Although they are friendly with their non-Jewish neighbours, when it comes to the crunch Joe and his Jewish friends are among the more than 13,000 Jews, who are arrested and taken to the Winter Velodrome (Veledrome d’Hiver), where appalling conditions greet the children and their parents: very poor sanitation and little food or water. Annette Monod (Laurent), a Protestant nurse arrives at the Velodrome to assist the Jewish doctor, David Sheinbaum (Jean Reno). She works well with the children, forming attachments to some of them, so that when they are transferred to an internment camp at Beaune-la-Rolande in France, Annette accompanies them. From there the adults are sent on by transport allegedly to work camps in the east, but actually to the gas chambers of the extermination camps, while Sheinbaum persuades Annette to stay with the children, who are now without their families. With the encouragement of his mother as she leaves him, young Joe manages to escape with a friend, taking jewels and money hidden by the family in the toilets before departing. The rest of the children leave on a train thinking they are to be re-united with their parents, but they too, are going to their deaths.
From time to time we see scenes of Hitler being very nice to small children; feeding and playing with them on the terrace of his Berghof. And although the film gives credit to the many ‘good’ French citizens who hid adults and lots of children, we also see the French police collaborating with the Nazis.
It is very hard to convey the feeling of the huge numbers of individuals and families, who suffered and were murdered in the holocaust, but this film succeeds in giving reality and substance to the enormous number of Jews in France, who went to their deaths in the camp, including 111,400 Jewish children.
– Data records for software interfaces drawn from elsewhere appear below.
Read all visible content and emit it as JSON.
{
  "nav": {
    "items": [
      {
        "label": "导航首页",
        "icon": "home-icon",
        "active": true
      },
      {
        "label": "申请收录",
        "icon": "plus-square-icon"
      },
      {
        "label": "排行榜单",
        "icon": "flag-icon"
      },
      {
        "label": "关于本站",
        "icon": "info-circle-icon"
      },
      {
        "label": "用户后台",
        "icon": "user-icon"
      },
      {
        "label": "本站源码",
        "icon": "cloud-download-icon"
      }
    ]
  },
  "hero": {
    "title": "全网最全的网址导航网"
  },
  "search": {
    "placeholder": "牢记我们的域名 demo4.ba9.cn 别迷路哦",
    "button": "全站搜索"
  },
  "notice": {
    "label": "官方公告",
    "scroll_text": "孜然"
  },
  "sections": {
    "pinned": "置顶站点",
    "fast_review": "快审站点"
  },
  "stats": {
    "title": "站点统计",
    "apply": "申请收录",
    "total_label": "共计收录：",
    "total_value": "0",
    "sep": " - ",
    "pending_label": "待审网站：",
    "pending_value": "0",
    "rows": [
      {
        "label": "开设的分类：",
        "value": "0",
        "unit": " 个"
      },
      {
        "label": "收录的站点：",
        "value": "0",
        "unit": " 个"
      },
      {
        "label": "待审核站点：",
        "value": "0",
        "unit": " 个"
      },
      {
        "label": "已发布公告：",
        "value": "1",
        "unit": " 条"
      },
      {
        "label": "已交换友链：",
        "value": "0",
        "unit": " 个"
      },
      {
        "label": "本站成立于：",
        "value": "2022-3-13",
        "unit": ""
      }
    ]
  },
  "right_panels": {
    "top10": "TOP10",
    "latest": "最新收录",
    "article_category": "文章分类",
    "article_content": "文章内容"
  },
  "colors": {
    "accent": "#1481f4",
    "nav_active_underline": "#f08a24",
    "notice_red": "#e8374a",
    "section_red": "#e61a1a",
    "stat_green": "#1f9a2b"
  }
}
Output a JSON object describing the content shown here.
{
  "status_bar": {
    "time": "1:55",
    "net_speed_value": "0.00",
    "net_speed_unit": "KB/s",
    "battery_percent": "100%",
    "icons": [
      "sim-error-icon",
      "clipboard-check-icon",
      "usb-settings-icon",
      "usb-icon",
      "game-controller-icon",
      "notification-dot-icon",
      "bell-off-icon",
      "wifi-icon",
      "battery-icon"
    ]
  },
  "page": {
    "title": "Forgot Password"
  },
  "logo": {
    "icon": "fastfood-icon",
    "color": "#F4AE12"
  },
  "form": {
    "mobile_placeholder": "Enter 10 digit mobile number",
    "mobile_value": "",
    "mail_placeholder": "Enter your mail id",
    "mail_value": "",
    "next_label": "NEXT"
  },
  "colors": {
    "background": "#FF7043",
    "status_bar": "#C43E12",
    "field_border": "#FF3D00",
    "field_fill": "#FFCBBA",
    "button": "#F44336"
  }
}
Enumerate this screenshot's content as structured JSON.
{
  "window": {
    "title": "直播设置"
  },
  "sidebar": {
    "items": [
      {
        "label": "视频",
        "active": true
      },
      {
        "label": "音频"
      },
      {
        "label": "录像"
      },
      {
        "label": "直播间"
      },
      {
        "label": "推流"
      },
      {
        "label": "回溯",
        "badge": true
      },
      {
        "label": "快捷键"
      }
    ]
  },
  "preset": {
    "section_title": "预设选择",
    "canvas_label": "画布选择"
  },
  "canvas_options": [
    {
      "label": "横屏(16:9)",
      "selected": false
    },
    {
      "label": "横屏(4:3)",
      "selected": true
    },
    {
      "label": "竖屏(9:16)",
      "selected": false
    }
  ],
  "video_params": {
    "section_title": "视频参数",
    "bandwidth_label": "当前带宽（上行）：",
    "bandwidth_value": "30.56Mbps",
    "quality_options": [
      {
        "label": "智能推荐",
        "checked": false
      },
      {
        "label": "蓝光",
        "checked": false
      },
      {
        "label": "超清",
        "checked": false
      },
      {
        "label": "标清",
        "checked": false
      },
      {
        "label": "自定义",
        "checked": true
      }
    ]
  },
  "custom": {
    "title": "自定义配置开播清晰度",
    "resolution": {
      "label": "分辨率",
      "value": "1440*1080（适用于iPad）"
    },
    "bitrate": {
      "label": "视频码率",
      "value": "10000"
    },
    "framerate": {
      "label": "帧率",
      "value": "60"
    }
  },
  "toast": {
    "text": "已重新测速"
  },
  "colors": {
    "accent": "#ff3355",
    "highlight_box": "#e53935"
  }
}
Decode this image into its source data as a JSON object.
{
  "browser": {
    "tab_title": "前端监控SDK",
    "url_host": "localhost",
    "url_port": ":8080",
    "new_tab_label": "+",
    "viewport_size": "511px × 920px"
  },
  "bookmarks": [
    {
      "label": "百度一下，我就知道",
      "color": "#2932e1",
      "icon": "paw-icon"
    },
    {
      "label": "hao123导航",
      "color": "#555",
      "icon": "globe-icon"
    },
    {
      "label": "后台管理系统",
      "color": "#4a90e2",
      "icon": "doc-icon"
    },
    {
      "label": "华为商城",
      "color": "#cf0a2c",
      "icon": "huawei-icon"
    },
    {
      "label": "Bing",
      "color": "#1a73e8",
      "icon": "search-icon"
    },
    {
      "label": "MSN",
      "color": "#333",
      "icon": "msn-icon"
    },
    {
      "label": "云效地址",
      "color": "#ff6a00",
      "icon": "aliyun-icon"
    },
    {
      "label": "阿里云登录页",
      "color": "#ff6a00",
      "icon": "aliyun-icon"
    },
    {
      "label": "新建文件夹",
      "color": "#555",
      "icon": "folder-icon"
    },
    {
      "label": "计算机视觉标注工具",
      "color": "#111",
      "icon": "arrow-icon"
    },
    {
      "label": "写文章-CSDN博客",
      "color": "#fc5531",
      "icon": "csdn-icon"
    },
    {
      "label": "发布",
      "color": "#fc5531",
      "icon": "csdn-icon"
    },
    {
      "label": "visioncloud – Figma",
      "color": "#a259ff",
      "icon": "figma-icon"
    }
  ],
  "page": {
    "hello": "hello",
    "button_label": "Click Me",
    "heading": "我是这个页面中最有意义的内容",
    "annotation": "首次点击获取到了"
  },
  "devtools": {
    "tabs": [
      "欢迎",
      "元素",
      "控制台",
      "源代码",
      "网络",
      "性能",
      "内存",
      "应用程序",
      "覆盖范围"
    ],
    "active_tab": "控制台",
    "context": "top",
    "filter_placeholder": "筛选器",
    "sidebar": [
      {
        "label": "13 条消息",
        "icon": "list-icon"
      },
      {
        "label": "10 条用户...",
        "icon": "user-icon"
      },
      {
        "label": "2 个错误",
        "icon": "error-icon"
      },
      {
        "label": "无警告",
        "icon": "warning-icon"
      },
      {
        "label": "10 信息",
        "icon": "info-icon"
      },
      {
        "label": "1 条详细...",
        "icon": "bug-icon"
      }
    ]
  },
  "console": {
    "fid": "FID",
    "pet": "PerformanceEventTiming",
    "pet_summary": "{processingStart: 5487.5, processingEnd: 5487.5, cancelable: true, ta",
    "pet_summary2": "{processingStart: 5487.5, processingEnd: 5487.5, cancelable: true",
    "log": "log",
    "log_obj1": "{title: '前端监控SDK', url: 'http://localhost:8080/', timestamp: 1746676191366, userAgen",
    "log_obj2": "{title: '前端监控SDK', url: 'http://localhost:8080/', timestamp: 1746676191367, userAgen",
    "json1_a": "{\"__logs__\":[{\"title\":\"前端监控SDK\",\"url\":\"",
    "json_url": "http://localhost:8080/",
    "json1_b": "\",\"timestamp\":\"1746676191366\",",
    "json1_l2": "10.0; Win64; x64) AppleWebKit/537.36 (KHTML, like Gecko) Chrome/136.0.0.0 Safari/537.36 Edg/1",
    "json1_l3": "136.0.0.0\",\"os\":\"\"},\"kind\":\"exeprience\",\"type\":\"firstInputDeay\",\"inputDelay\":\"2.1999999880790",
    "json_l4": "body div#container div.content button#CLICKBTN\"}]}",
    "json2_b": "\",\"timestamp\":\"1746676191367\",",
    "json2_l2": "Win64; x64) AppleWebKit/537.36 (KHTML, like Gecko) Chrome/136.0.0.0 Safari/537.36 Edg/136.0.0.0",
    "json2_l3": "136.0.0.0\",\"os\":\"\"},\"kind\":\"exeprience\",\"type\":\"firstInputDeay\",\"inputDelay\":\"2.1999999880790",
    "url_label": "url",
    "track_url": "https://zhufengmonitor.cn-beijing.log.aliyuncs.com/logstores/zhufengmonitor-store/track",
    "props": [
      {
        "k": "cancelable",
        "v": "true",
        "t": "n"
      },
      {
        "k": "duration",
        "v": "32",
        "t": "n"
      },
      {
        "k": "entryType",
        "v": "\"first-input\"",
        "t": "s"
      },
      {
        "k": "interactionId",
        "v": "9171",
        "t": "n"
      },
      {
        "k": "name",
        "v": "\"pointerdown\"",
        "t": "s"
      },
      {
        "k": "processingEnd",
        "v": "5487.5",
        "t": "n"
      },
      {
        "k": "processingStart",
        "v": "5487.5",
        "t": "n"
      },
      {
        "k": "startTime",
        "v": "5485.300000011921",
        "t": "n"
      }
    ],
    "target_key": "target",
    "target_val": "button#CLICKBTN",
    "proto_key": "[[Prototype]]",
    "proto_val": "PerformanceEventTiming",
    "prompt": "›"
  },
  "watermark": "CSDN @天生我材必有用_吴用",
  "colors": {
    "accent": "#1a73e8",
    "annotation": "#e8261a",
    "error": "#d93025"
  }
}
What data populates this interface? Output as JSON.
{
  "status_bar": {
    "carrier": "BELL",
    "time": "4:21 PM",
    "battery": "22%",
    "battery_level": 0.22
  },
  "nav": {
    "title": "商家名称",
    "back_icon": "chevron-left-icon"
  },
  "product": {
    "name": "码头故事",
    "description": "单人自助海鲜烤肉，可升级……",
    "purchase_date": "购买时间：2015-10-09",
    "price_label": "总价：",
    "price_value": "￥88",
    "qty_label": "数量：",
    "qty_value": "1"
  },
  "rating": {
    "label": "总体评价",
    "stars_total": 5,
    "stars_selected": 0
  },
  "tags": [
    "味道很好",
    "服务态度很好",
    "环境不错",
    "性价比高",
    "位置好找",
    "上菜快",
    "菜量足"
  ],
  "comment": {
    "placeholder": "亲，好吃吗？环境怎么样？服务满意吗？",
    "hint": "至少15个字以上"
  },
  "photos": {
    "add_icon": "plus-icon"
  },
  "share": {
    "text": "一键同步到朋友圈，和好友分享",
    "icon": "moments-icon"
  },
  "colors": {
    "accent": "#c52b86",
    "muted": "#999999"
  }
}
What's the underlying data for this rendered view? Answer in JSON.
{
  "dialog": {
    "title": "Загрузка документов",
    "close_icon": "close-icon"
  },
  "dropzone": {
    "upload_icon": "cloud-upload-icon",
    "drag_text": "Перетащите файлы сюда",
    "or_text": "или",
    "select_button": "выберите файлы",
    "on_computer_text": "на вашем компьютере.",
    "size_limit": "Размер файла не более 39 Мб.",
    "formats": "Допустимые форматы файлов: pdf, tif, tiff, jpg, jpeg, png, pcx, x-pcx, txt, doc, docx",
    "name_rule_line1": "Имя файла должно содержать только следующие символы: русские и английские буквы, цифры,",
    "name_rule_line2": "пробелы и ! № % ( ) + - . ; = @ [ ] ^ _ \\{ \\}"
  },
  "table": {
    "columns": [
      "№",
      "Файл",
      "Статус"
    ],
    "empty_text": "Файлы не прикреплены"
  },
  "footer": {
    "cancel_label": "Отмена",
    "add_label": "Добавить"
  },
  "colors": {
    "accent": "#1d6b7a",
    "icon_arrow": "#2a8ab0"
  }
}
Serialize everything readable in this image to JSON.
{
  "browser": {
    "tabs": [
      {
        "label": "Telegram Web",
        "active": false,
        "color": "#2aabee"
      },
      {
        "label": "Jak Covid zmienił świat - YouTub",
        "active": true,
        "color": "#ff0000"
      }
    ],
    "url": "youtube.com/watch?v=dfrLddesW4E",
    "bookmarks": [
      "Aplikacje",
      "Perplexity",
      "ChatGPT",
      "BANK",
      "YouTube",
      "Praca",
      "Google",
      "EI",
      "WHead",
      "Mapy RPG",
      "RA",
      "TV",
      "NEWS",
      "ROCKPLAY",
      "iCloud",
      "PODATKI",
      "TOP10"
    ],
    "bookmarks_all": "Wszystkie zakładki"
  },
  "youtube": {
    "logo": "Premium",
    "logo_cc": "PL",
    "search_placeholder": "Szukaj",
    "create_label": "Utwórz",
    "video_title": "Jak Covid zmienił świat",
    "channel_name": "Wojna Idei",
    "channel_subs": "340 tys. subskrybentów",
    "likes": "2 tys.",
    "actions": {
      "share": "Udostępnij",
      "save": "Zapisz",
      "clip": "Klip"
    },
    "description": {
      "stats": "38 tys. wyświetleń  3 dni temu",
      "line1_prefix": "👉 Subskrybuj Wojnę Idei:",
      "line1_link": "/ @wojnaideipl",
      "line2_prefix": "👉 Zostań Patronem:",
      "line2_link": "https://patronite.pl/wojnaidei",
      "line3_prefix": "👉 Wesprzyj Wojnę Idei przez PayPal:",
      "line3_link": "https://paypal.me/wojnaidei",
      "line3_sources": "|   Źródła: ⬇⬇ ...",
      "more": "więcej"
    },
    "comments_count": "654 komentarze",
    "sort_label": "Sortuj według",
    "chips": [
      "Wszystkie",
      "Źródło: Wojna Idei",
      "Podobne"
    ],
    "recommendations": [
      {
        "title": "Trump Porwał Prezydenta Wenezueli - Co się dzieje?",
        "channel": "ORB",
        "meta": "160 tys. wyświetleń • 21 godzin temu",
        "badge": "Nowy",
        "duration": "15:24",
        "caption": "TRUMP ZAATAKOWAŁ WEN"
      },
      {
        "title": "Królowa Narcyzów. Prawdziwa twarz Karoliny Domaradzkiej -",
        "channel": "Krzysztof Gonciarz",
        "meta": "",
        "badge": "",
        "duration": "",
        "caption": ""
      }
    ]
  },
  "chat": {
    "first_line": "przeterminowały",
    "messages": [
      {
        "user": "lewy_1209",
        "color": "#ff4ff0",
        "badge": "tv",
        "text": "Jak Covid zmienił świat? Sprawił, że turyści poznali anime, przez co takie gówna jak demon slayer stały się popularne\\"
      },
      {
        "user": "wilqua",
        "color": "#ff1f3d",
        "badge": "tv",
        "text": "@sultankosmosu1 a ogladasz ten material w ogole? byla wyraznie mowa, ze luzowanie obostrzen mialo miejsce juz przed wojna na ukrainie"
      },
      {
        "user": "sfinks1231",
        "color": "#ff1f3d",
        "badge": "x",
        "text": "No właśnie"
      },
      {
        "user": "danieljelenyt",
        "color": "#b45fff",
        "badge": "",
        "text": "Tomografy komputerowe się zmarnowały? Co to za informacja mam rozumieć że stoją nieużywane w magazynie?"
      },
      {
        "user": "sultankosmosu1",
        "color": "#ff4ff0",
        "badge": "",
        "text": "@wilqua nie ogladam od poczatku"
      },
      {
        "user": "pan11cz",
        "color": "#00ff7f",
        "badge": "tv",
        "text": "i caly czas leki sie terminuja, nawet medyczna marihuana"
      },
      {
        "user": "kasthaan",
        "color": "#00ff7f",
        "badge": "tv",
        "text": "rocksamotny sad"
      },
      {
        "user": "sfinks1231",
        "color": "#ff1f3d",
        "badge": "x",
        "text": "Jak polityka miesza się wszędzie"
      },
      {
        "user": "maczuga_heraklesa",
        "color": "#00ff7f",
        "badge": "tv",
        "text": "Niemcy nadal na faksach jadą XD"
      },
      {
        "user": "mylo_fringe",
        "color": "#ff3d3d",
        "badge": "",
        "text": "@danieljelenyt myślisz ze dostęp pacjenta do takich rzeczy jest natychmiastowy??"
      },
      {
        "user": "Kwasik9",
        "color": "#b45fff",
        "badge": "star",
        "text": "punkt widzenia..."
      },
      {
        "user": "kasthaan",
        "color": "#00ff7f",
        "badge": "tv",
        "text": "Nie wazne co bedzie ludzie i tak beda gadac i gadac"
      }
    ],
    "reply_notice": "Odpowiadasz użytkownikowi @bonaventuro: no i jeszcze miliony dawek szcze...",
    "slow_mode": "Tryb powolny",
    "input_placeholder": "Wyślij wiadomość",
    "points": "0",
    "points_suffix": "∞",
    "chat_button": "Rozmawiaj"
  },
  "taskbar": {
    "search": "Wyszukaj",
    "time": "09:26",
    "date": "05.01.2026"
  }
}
The story will have you weeping, not only because of the horrific subject matter, but also the performances of the main characters that we come to know and care about. Reno in particular gives a mature, but not over-sentimentalised performance, as does Elmaleh as Schmuel, father of the Weismann family, while young Hugo Leverdez, making his screen debut, has already been rightly acclaimed in his native France for his portrayal of Joseph.